Again, that would be consequentialism based on old utilitarian thinking from the 18th and 19th centuries, attracted to new experiences and positive feelings, he thinks are left leaning people. They are for equality, not hierarchy, tend to focus on groups and they are also allies of the underdogs. So they are looking at race, ethnicity, sexual orientation, religious preference, etc.. And where are the minorities, where the underdogs that we are for them, say left leaning people. This is based on quite a bit of research, although I mentioned yesterday one of the problems that we have discovered with Thomkins research is that he was doing it only basically on his college students who were privileged from the beginning. So we have to take some of this with a bit of a grain of salt. However, Thomkins 1960s research does lead up to the work of George Lakoff live today, who has been working on the ideas that the strict father of morality is a source of conservatism versus the nurturing parent as the source of liberal leanings. George Lakoff is very well known in liberal circles. Several books, “Metaphors We Live” by was his first book and in which is he argued that the kinds of metaphors we use kind of lead to the kind of conclusions that we’re going to draw from that. One of his books, “Your Brain’s Politics How the Science of Mind Explains the political Divide.”

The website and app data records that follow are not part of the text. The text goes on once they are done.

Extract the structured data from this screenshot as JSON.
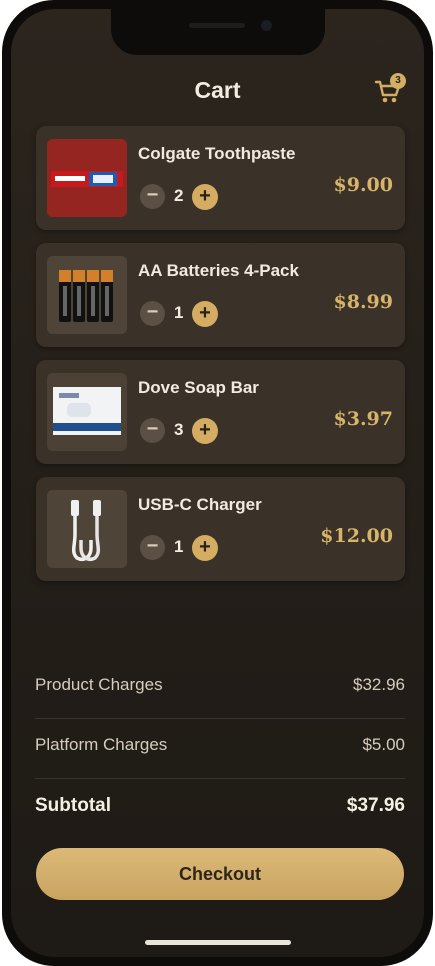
{
  "header": {
    "title": "Cart",
    "cart_count": "3"
  },
  "items": [
    {
      "name": "Colgate Toothpaste",
      "qty": "2",
      "price": "$9.00",
      "image": "toothpaste-image"
    },
    {
      "name": "AA Batteries 4-Pack",
      "qty": "1",
      "price": "$8.99",
      "image": "batteries-image"
    },
    {
      "name": "Dove Soap Bar",
      "qty": "3",
      "price": "$3.97",
      "image": "soap-image"
    },
    {
      "name": "USB-C Charger",
      "qty": "1",
      "price": "$12.00",
      "image": "charger-image"
    }
  ],
  "controls": {
    "minus": "−",
    "plus": "+"
  },
  "summary": {
    "product_label": "Product Charges",
    "product_value": "$32.96",
    "platform_label": "Platform Charges",
    "platform_value": "$5.00",
    "subtotal_label": "Subtotal",
    "subtotal_value": "$37.96"
  },
  "checkout_label": "Checkout",
  "colors": {
    "accent": "#d4ad63",
    "background": "#2c251e",
    "card": "#3a3128",
    "price": "#d8b46a"
  }
}
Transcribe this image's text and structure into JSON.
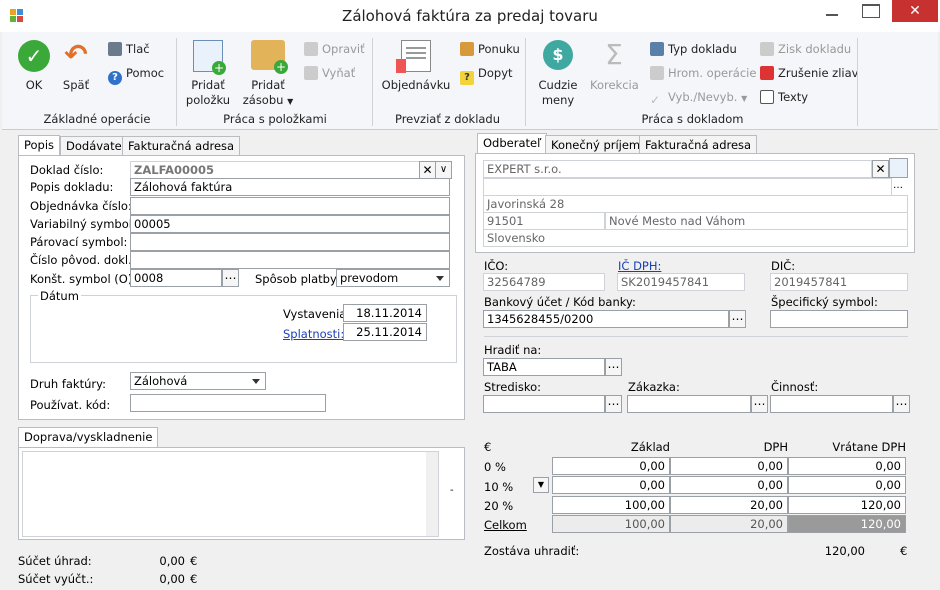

We’ve been looking at that it does and doesn’t, as we have seen, research on fear, for example, is a little bit complicated. We do have to be careful about the pool of people that were asking these questions. Moral politics, what conservatives know that liberals don’t buy, Lakoff, etc. and this is really his field of research. And there’s quite a bit going on within that trying to talk about how liberals can change the way they use language in order to appeal to that vast middle range in American politics. Well, that’s what I wanted to look at today. Tomorrow, we want to wrap up ideas about what theology and politics, right and left, et cetera, means in the United States this coming Sunday. I’ll be talking at ten, thirty a.m. Central Time, and I will be talking about becoming part of something. And yes, you can tell from the Tompkins research that when a liberal is talking about becoming part of something we are talking about a liberal idea about joining that’s much more in the liberal rather than the conservative and individualistic camp, so that’s what we’re going to talk about, is getting together as liberals. And our theme for the entire month of April at First Unitarian Society is ‘Becoming.’ Thanks a lot. And we’ll be back tomorrow to wrap up these ideas. Thank you.